If you're new to bike travel, there's little point in deciding to ride over the notorious Alpe d'Huez or Passo dello Stelvio on your first cycling trip.

There are a number of personal factors to take into account when choosing your holiday, including daily riding distances, terrain, road surface and whether you want to carry your own gear on the bike or have it transported for you.

A reasonably fit newcomer to cycle travel will probably be comfortable riding between 60 and 80 kilometres a day. Experienced riders might stretch it to 100 or 120 kilometres.

If riding in traffic is new to you, you might want to look at trips that stick to quiet country roads or tracks - lobbing into Asia and pedalling out on to a highway can be a daunting introduction.

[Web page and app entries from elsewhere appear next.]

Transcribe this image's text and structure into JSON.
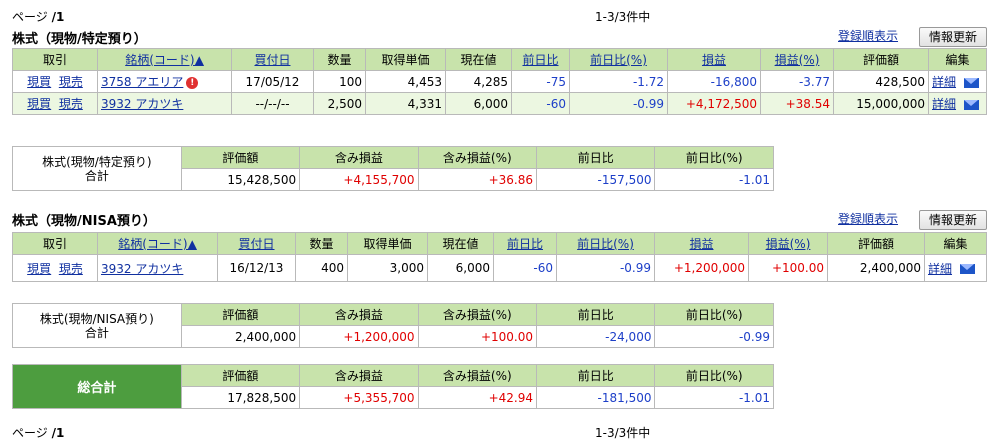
{
  "pager": {
    "page_label": "ページ",
    "page_num": "/1",
    "count": "1-3/3件中"
  },
  "section1": {
    "title": "株式（現物/特定預り）",
    "sort_link": "登録順表示",
    "refresh_button": "情報更新",
    "headers": [
      "取引",
      "銘柄(コード)▲",
      "買付日",
      "数量",
      "取得単価",
      "現在値",
      "前日比",
      "前日比(%)",
      "損益",
      "損益(%)",
      "評価額",
      "編集"
    ],
    "rows": [
      {
        "buy": "現買",
        "sell": "現売",
        "stock": "3758 アエリア",
        "alert": "!",
        "date": "17/05/12",
        "qty": "100",
        "cost": "4,453",
        "price": "4,285",
        "chg": "-75",
        "chg_pct": "-1.72",
        "pl": "-16,800",
        "pl_pct": "-3.77",
        "value": "428,500",
        "detail": "詳細"
      },
      {
        "buy": "現買",
        "sell": "現売",
        "stock": "3932 アカツキ",
        "date": "--/--/--",
        "qty": "2,500",
        "cost": "4,331",
        "price": "6,000",
        "chg": "-60",
        "chg_pct": "-0.99",
        "pl": "+4,172,500",
        "pl_pct": "+38.54",
        "value": "15,000,000",
        "detail": "詳細"
      }
    ],
    "summary": {
      "label1": "株式(現物/特定預り)",
      "label2": "合計",
      "headers": [
        "評価額",
        "含み損益",
        "含み損益(%)",
        "前日比",
        "前日比(%)"
      ],
      "values": [
        "15,428,500",
        "+4,155,700",
        "+36.86",
        "-157,500",
        "-1.01"
      ]
    }
  },
  "section2": {
    "title": "株式（現物/NISA預り）",
    "sort_link": "登録順表示",
    "refresh_button": "情報更新",
    "headers": [
      "取引",
      "銘柄(コード)▲",
      "買付日",
      "数量",
      "取得単価",
      "現在値",
      "前日比",
      "前日比(%)",
      "損益",
      "損益(%)",
      "評価額",
      "編集"
    ],
    "rows": [
      {
        "buy": "現買",
        "sell": "現売",
        "stock": "3932 アカツキ",
        "date": "16/12/13",
        "qty": "400",
        "cost": "3,000",
        "price": "6,000",
        "chg": "-60",
        "chg_pct": "-0.99",
        "pl": "+1,200,000",
        "pl_pct": "+100.00",
        "value": "2,400,000",
        "detail": "詳細"
      }
    ],
    "summary": {
      "label1": "株式(現物/NISA預り)",
      "label2": "合計",
      "headers": [
        "評価額",
        "含み損益",
        "含み損益(%)",
        "前日比",
        "前日比(%)"
      ],
      "values": [
        "2,400,000",
        "+1,200,000",
        "+100.00",
        "-24,000",
        "-0.99"
      ]
    }
  },
  "grand": {
    "label": "総合計",
    "headers": [
      "評価額",
      "含み損益",
      "含み損益(%)",
      "前日比",
      "前日比(%)"
    ],
    "values": [
      "17,828,500",
      "+5,355,700",
      "+42.94",
      "-181,500",
      "-1.01"
    ]
  },
  "colors": {
    "header_bg": "#c8e3ab",
    "row_alt": "#ecf7e1",
    "grand_bg": "#4d9d3f",
    "neg": "#1d3fc8",
    "pos": "#e00000",
    "link": "#1030a0"
  },
  "icons": {
    "alert": "exclamation-circle-icon",
    "mail": "envelope-icon"
  }
}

If a peloton of bikes isn't your thing, recent years have seen the growth of self-guided cycling trips. Companies such as UTracks and Exodus offer a range of self-guided rides, which are especially popular in Europe. Allowing you to ride at your own pace with a map and instructions, and luggage transported ahead to your night's accommodation, they're an ideal option for families.



Start training a couple of months before you depart. Cycle the length of your longest day on at least one occasion.


Choose a bike according to the terrain: a hybrid or touring bike for road trips or a mountain bike if you're heading off-road.


If you're hiring a bicycle, take the saddle from your own bike for comfort. If you don't take your own saddle, consider buying a gel seat cover to soften the ride.


Carry a couple of spare tyre tubes so you don't need to make running puncture repairs by the road. A spare folding tyre is a good idea if cycling somewhere remote.


Wear sunglasses to protect your eyes from stones and insects.